An aerial view of the coast of the Red Sea and the two islands of Tiran and Sanafir is pictured through the window of an airplane near Sharm el-Sheikh, Egypt November 1, 2016. Picture taken November 1, 2016. REUTERS/Amr Abdallah Dalsh(reuters_tickers)
CAIRO (Reuters) - An Egyptian court rejected on Monday a government plan to transfer two uninhabited Red Sea islands to Saudi Arabia, in a final ruling that prompted cheers in the courtroom but could deepen tensions with the country's erstwhile financial backer.
Egypt's government announced during a visit by the Saudi king in April a maritime demarcation accord that would see it cede control of Tiran and Sanafir.
The deal prompted protests from Egyptians who said they had been taught in school that the islands belonged to them.
It has become a source of tension between Egypt and Saudi Arabia, which showered its ally with tens of billions of dollars in aid in recent years but suspended petroleum supplies in September amid growing differences.
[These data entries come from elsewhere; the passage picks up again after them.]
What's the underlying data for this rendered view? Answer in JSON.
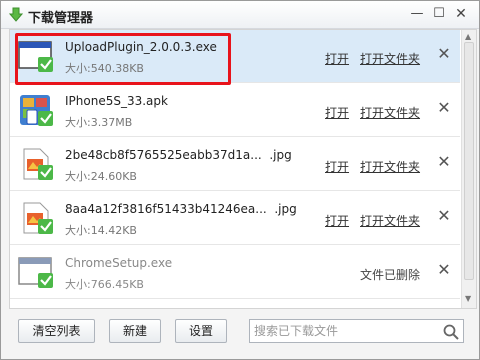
{
  "window": {
    "title": "下载管理器",
    "minimize_glyph": "—",
    "maximize_glyph": "☐",
    "close_glyph": "✕"
  },
  "downloads": [
    {
      "name": "UploadPlugin_2.0.0.3.exe",
      "size": "大小:540.38KB",
      "icon": "exe-window-icon",
      "open": "打开",
      "open_folder": "打开文件夹",
      "selected": true
    },
    {
      "name": "IPhone5S_33.apk",
      "size": "大小:3.37MB",
      "icon": "apk-app-icon",
      "open": "打开",
      "open_folder": "打开文件夹"
    },
    {
      "name": "2be48cb8f5765525eabb37d1a...  .jpg",
      "size": "大小:24.60KB",
      "icon": "jpg-image-icon",
      "open": "打开",
      "open_folder": "打开文件夹"
    },
    {
      "name": "8aa4a12f3816f51433b41246ea...  .jpg",
      "size": "大小:14.42KB",
      "icon": "jpg-image-icon",
      "open": "打开",
      "open_folder": "打开文件夹"
    },
    {
      "name": "ChromeSetup.exe",
      "size": "大小:766.45KB",
      "icon": "exe-window-icon",
      "status": "文件已删除"
    }
  ],
  "row_delete_glyph": "✕",
  "footer": {
    "clear_list": "清空列表",
    "new": "新建",
    "settings": "设置",
    "search_placeholder": "搜索已下载文件"
  },
  "colors": {
    "selected_row": "#daeaf8",
    "highlight_border": "#e8131b",
    "check_green": "#4cb848"
  }
}
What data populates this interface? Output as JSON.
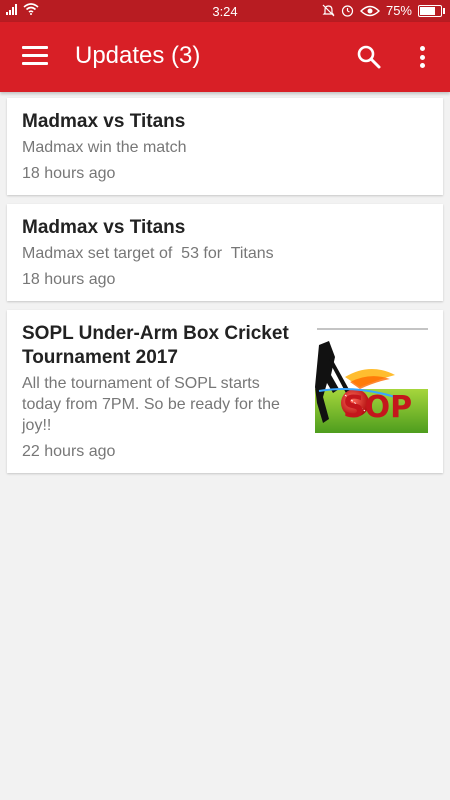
{
  "status_bar": {
    "time": "3:24",
    "battery": "75%",
    "battery_level": 0.75,
    "icons": [
      "signal-icon",
      "wifi-icon",
      "bell-off-icon",
      "alarm-icon",
      "eye-icon",
      "battery-icon"
    ]
  },
  "app_bar": {
    "title": "Updates (3)",
    "color": "#d81f26",
    "icons": [
      "menu-icon",
      "search-icon",
      "more-vert-icon"
    ]
  },
  "updates": [
    {
      "title": "Madmax vs Titans",
      "body": "Madmax win the match",
      "time": "18 hours ago"
    },
    {
      "title": "Madmax vs Titans",
      "body": "Madmax set target of  53 for  Titans",
      "time": "18 hours ago"
    },
    {
      "title": "SOPL Under-Arm Box Cricket Tournament 2017",
      "body": "All the tournament of SOPL starts today from 7PM. So be ready for the joy!!",
      "time": "22 hours ago",
      "image_text": "SOP",
      "image": "cricket-logo-image"
    }
  ]
}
Two leading lawyers challenged the legality of the accord at the Higher Administrative Court, a powerful judicial body which deals with cases involving the government and public entities.
In June, the court annulled the agreement, saying Egyptian sovereignty over the islands could not be given up.
The Egyptian government received a boost last month when the court upheld its appeal but it lost the final appeal on Monday.
Celebrations erupted as the judge read out the verdict confirming Egyptian sovereignty over Tiran and Sanafir and saying that the government had failed to provide evidence that the islands belonged to Saudi Arabia.
Outside the courthouse, hundreds of people waving Egyptian flags chanted "Egyptian, Egyptian" and "Bread, Freedom, the islands are Egyptian".
Khaled Ali and Malek Adly, the two human rights lawyers who led the legal challenge to the government's plan, were carried out of the courtroom by jubilant supporters.
"This verdict is a victory for Egypt," Adly said.
There was no immediate response from the government.
Saudi and Egyptian officials had argued that the islands belonged to Saudi Arabia and were only under Egyptian control because Riyadh asked Cairo in 1950 to protect them.
But the lawyers who opposed the accord said Egypt's sovereignty over the islands dated back to a treaty in 1906, before Saudi Arabia was founded.
(Reporting by Haitham Ahmed, Asma Alsharif, Lin Noueihed and Mostafa Hashem; Writing by Lin Noueihed; Editing by Catherine Evans)